**Work task**
Report each line of the listing below that holds "icon".

**Data for processing**
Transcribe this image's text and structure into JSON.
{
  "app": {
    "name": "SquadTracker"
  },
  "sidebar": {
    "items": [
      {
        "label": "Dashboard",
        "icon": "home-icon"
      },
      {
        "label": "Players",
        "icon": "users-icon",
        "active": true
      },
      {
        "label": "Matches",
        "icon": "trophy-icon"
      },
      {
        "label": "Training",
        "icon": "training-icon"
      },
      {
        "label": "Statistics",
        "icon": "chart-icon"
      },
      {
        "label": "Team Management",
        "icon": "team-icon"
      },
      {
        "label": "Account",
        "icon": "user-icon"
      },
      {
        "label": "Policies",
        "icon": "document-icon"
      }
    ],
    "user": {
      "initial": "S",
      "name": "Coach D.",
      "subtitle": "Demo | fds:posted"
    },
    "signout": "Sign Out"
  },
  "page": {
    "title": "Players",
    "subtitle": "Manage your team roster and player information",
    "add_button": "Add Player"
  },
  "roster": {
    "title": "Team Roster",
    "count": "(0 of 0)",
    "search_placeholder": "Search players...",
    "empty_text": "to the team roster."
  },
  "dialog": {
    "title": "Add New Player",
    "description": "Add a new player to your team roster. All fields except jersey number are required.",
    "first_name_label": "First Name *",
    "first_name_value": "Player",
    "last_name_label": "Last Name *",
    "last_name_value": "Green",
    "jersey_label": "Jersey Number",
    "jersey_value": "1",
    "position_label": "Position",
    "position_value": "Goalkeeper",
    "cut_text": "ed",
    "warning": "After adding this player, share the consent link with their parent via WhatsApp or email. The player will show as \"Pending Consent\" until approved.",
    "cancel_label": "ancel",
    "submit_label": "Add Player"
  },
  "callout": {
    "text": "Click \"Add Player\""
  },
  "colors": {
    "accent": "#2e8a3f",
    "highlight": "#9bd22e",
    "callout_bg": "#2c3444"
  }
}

**Answer for this exercise**
        "icon": "home-icon"
        "icon": "users-icon",
        "icon": "trophy-icon"
        "icon": "training-icon"
        "icon": "chart-icon"
        "icon": "team-icon"
        "icon": "user-icon"
        "icon": "document-icon"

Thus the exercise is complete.